▶ EXERCISE DIRECTIONS: Where a line below includes the word "value", copy that line.

▶ RAW DATA:

━━━━━━━━━━━━━━━━━━━━━━━━━━━━━━

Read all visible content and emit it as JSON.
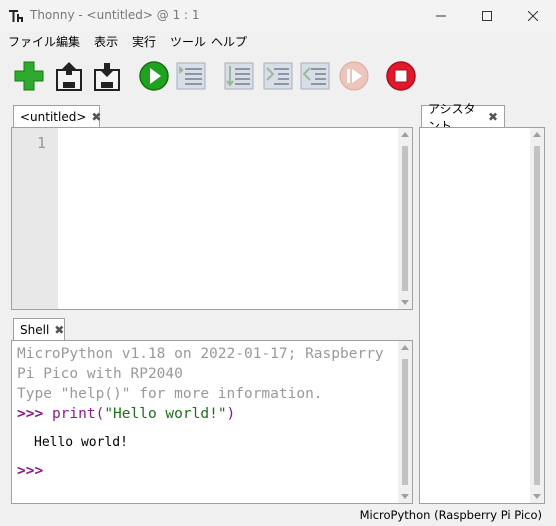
{
  "window": {
    "title": "Thonny  -  <untitled>  @  1 : 1"
  },
  "menu": [
    "ファイル",
    "編集",
    "表示",
    "実行",
    "ツール",
    "ヘルプ"
  ],
  "toolbar": [
    "new",
    "load",
    "save",
    "run",
    "debug",
    "step-over",
    "step-into",
    "step-out",
    "resume",
    "stop"
  ],
  "editor": {
    "tab_label": "<untitled>",
    "line_numbers": [
      "1"
    ]
  },
  "shell": {
    "tab_label": "Shell",
    "banner1": "MicroPython v1.18 on 2022-01-17; Raspberry",
    "banner2": "Pi Pico with RP2040",
    "banner3": "Type \"help()\" for more information.",
    "prompt": ">>>",
    "cmd_fn": "print(",
    "cmd_str": "\"Hello world!\"",
    "cmd_end": ")",
    "output": "Hello world!",
    "prompt2": ">>>"
  },
  "assistant": {
    "tab_label": "アシスタント"
  },
  "status": {
    "interpreter": "MicroPython (Raspberry Pi Pico)"
  },
  "colors": {
    "run": "#1fa31f",
    "stop": "#e0182c",
    "new": "#2eaa2e"
  }
}
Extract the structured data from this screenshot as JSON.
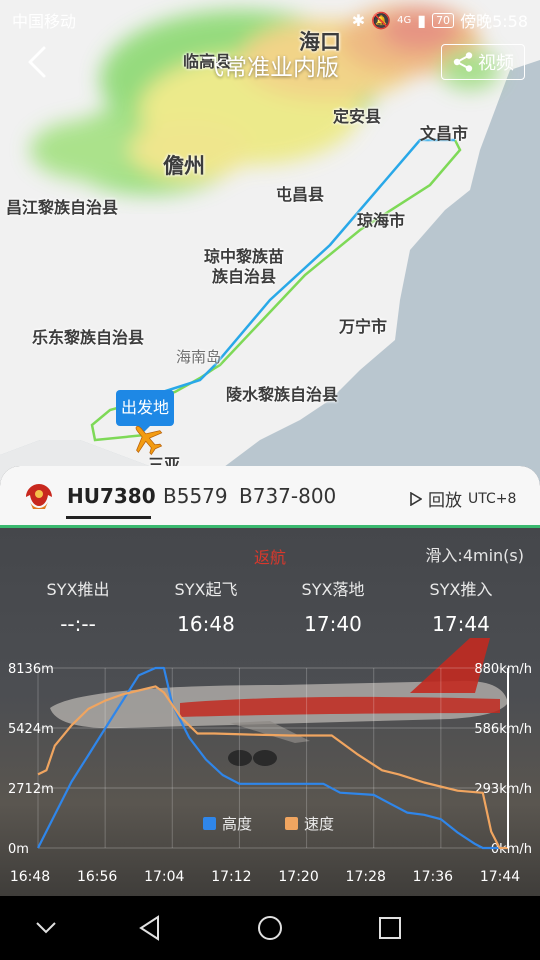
{
  "status_bar": {
    "carrier": "中国移动",
    "signal_text": "4G",
    "battery": "70",
    "clock": "傍晚5:58"
  },
  "top_bar": {
    "title": "飞常准业内版",
    "video_label": "视频"
  },
  "map": {
    "labels": {
      "haikou": "海口",
      "lingao": "临高县",
      "dingan": "定安县",
      "wenchang": "文昌市",
      "danzhou": "儋州",
      "tunchang": "屯昌县",
      "changjiang": "昌江黎族自治县",
      "qionghai": "琼海市",
      "qiongzhong": "琼中黎族苗族自治县",
      "wanning": "万宁市",
      "ledong": "乐东黎族自治县",
      "hainan_island": "海南岛",
      "lingshui": "陵水黎族自治县",
      "sanya": "三亚"
    },
    "origin_badge": "出发地",
    "weather_colors": [
      "#7fd36a",
      "#e9e77a",
      "#f3c76a",
      "#e88a6a"
    ],
    "track_colors": {
      "outbound": "#7ed957",
      "return": "#29a8e8"
    }
  },
  "flight": {
    "flight_number": "HU7380",
    "registration": "B5579",
    "aircraft_type": "B737-800",
    "replay_label": "回放",
    "timezone": "UTC+8",
    "progress": 1.0,
    "status": "返航",
    "taxi_in": "滑入:4min(s)",
    "times": [
      {
        "label": "SYX推出",
        "value": "--:--"
      },
      {
        "label": "SYX起飞",
        "value": "16:48"
      },
      {
        "label": "SYX落地",
        "value": "17:40"
      },
      {
        "label": "SYX推入",
        "value": "17:44"
      }
    ]
  },
  "legend": {
    "altitude": "高度",
    "speed": "速度"
  },
  "chart_data": {
    "type": "line",
    "x_ticks": [
      "16:48",
      "16:56",
      "17:04",
      "17:12",
      "17:20",
      "17:28",
      "17:36",
      "17:44"
    ],
    "y_left_ticks": [
      "8136m",
      "5424m",
      "2712m",
      "0m"
    ],
    "y_right_ticks": [
      "880km/h",
      "586km/h",
      "293km/h",
      "0km/h"
    ],
    "ylim_left": [
      0,
      8136
    ],
    "ylim_right": [
      0,
      880
    ],
    "xlim_minutes": [
      0,
      56
    ],
    "series": [
      {
        "name": "高度",
        "color": "#2f86ea",
        "axis": "left",
        "points": [
          [
            0,
            0
          ],
          [
            2,
            1500
          ],
          [
            4,
            3000
          ],
          [
            6,
            4200
          ],
          [
            8,
            5400
          ],
          [
            10,
            6600
          ],
          [
            12,
            7800
          ],
          [
            14,
            8136
          ],
          [
            15,
            8136
          ],
          [
            16,
            6500
          ],
          [
            18,
            5000
          ],
          [
            20,
            4000
          ],
          [
            22,
            3300
          ],
          [
            24,
            2900
          ],
          [
            26,
            2900
          ],
          [
            30,
            2900
          ],
          [
            34,
            2900
          ],
          [
            36,
            2500
          ],
          [
            40,
            2400
          ],
          [
            42,
            2000
          ],
          [
            44,
            1600
          ],
          [
            46,
            1500
          ],
          [
            48,
            1300
          ],
          [
            50,
            700
          ],
          [
            52,
            200
          ],
          [
            53,
            0
          ],
          [
            56,
            0
          ]
        ]
      },
      {
        "name": "速度",
        "color": "#f0a560",
        "axis": "right",
        "points": [
          [
            0,
            360
          ],
          [
            1,
            380
          ],
          [
            2,
            500
          ],
          [
            4,
            600
          ],
          [
            6,
            680
          ],
          [
            8,
            720
          ],
          [
            10,
            750
          ],
          [
            12,
            770
          ],
          [
            14,
            790
          ],
          [
            15,
            760
          ],
          [
            17,
            640
          ],
          [
            19,
            560
          ],
          [
            21,
            560
          ],
          [
            25,
            555
          ],
          [
            30,
            550
          ],
          [
            35,
            550
          ],
          [
            38,
            460
          ],
          [
            41,
            380
          ],
          [
            43,
            360
          ],
          [
            46,
            320
          ],
          [
            50,
            280
          ],
          [
            53,
            270
          ],
          [
            54,
            80
          ],
          [
            55,
            0
          ],
          [
            56,
            0
          ]
        ]
      }
    ],
    "legend_position": "center",
    "grid": true
  }
}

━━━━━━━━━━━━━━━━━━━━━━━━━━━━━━

▶ REPLY:
        "value": "--:--"
        "value": "16:48"
        "value": "17:40"
        "value": "17:44"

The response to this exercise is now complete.